* **Component data from apps and pages**:
========================================

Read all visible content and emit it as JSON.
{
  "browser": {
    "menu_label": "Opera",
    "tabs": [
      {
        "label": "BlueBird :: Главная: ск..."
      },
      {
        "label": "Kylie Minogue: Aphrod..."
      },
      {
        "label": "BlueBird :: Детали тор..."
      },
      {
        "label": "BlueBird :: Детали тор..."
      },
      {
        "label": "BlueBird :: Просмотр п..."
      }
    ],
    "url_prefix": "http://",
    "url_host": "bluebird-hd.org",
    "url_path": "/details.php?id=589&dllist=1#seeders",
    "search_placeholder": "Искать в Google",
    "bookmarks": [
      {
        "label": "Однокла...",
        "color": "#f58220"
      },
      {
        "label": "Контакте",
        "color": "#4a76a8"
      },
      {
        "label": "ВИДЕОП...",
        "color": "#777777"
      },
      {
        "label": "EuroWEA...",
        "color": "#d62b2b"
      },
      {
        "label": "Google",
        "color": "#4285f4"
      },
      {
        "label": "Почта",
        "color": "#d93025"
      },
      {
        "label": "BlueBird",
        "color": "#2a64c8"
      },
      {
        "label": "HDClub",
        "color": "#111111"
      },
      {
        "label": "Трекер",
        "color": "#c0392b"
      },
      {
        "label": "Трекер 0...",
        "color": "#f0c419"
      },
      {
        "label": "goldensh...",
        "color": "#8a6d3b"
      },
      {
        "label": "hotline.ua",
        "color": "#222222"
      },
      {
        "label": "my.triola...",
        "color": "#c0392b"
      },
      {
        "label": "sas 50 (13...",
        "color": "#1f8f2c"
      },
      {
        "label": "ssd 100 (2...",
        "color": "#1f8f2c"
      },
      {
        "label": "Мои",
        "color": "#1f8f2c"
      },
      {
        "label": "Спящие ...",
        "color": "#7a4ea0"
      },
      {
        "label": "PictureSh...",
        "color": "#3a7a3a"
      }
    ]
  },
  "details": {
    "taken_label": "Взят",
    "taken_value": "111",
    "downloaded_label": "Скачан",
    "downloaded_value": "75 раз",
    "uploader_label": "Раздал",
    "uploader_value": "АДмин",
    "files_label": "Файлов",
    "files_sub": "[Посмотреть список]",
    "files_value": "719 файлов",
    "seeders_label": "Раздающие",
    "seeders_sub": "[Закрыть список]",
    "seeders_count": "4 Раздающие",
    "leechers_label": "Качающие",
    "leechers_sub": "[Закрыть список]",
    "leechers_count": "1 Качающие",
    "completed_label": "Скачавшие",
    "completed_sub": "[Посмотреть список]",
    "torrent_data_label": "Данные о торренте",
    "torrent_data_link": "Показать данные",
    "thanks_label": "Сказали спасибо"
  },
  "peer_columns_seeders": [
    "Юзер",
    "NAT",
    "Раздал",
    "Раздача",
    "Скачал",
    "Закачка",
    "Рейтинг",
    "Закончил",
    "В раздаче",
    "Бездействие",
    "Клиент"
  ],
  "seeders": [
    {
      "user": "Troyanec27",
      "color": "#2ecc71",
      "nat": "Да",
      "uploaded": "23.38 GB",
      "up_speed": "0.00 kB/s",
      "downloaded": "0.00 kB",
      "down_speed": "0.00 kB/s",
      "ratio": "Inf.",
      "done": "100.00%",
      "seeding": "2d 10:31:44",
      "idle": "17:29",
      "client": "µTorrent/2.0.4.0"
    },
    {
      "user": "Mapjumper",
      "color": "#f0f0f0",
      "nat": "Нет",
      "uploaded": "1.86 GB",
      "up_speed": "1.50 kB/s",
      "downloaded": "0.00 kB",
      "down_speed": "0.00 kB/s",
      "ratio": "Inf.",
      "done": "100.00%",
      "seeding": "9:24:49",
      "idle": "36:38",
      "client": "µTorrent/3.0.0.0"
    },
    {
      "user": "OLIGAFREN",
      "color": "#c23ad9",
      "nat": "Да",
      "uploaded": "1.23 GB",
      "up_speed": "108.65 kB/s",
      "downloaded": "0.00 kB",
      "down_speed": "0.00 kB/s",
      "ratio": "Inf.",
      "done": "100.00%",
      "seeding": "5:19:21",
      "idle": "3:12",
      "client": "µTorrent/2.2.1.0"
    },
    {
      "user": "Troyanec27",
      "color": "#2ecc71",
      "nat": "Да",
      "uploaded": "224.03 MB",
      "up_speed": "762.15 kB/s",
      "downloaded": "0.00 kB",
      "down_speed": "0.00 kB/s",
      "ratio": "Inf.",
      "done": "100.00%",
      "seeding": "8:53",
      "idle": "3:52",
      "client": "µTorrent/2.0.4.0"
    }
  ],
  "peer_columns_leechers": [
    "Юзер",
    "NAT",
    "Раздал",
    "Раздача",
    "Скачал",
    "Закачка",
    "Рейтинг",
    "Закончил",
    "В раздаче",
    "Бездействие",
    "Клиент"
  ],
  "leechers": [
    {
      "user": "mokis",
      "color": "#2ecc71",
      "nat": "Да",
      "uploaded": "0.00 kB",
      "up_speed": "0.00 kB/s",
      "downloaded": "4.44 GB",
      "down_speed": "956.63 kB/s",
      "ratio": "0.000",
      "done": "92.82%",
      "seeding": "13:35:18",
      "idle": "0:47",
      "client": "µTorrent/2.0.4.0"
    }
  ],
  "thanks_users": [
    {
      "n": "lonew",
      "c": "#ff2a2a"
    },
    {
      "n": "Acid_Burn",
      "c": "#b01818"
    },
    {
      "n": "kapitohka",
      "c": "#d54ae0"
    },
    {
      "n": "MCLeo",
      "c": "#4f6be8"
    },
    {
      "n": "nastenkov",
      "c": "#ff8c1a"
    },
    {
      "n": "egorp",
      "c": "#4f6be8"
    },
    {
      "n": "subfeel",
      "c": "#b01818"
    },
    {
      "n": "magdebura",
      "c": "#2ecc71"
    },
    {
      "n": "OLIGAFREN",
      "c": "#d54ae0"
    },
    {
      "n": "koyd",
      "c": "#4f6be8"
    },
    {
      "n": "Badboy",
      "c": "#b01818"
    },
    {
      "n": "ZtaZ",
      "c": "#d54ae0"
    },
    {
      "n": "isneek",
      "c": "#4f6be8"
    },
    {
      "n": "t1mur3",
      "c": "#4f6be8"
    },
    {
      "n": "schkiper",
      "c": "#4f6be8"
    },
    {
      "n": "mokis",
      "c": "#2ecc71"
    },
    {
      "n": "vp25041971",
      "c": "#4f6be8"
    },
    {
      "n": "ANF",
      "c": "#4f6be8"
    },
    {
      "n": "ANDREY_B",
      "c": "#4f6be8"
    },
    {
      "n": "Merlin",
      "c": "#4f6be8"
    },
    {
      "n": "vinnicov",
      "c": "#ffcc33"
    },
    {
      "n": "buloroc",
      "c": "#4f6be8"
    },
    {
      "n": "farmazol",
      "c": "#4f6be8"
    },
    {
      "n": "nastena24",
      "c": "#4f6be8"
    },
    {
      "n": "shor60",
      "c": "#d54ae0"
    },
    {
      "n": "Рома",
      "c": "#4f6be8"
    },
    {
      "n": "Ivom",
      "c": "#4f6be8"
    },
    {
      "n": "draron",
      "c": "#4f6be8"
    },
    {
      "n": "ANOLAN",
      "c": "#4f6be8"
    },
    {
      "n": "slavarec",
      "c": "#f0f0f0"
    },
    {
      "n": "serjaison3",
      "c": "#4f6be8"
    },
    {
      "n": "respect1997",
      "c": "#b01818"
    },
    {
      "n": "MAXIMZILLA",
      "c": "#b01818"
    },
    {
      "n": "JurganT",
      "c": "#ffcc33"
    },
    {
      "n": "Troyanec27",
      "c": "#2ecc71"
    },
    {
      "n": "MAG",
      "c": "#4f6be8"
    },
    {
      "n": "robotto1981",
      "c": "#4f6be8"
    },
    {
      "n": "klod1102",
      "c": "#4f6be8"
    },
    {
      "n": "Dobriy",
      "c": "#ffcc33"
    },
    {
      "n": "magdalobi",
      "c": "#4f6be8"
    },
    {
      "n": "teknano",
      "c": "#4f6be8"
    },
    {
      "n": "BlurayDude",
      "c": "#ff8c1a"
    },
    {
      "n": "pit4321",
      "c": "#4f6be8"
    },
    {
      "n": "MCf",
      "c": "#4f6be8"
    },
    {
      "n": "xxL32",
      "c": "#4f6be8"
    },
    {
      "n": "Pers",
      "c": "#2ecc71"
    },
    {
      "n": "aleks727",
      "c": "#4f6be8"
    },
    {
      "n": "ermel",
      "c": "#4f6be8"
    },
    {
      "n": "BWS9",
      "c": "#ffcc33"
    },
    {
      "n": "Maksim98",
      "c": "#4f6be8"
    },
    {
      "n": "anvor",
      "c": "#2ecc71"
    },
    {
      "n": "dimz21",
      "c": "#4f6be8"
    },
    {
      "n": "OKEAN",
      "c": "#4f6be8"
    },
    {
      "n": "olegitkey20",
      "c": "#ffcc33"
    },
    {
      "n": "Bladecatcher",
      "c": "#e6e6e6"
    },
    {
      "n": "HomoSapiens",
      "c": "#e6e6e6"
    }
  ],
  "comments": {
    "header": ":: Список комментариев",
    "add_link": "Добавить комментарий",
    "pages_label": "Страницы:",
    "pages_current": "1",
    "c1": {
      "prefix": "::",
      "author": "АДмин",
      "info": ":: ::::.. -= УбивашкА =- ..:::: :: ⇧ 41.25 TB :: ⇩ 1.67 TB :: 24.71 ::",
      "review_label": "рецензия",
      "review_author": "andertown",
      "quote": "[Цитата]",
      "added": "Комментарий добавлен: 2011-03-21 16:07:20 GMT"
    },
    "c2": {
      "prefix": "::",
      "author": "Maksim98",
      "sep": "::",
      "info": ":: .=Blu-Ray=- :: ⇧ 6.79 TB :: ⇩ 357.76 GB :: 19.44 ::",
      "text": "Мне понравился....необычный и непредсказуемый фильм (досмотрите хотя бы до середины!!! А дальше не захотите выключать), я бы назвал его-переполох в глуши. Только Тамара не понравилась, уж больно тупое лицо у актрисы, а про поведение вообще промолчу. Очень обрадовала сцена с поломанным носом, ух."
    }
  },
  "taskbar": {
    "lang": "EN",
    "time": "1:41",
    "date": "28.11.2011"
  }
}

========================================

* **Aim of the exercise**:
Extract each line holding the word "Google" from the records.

* **Reply to the task**:
    "search_placeholder": "Искать в Google",
        "label": "Google",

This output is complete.